  • Feature: An individual functional element of a software item, such as the ability to do something new, work across multiple platforms, or perform more efficiently

Unit 5 - Data and Society

Lesson 3: ASCII and Binary Representation

  • ASCII: American Standard Code for Information Interchange; the universally recognized raw text format that any computer can understand
  • Binary: A way of representing information using only two options.
  • Bit: A contraction of "Binary Digit"; the single unit of information in a computer, typically represented as a 0 or 1

Lesson 4: Representing Images

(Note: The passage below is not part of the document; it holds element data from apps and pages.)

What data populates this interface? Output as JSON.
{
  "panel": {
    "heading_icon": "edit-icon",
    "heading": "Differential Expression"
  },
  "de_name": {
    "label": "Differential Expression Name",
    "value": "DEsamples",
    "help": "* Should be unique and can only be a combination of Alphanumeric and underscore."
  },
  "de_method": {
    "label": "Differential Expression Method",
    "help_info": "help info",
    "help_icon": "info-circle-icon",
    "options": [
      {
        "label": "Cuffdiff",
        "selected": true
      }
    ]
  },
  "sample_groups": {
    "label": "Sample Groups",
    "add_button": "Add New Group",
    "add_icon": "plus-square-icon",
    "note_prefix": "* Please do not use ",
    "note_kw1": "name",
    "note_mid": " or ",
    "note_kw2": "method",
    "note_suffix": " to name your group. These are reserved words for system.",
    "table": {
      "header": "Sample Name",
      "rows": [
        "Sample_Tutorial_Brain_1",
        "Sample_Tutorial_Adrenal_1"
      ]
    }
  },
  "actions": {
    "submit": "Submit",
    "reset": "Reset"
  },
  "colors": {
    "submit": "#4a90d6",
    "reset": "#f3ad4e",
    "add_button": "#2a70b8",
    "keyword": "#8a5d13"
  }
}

  • Pixel: short for "picture element", the fundamental unit of a digital image, typically a tiny square or dot that contains a single point of color of a larger image.

Unit 6 - Physical Computing

Lesson 1: Innovations in Computing

  • Innovation: A new or improved idea, device, product, etc, or the development thereof

Lesson 8: For Loops

  • For Loop: Loops that have a predetermined beginning, end, and increment (step interval).

Lesson 9: Lists and For Loops

  • For Loop: Loops that have a predetermined beginning, end, and increment (step interval).
  • List: A generic term for a programming data structure that holds multiple items.

Lesson 13: Analog Input

  • Analog: Any continuously changing signal that is not restricted to finite set of values. For example, the wave forms of spoken words are an analog signal.
  • Digital: Data or signals represented by a finite number of values. Analog signals (which can have infinite values) must be converted to digital in order to be computed with.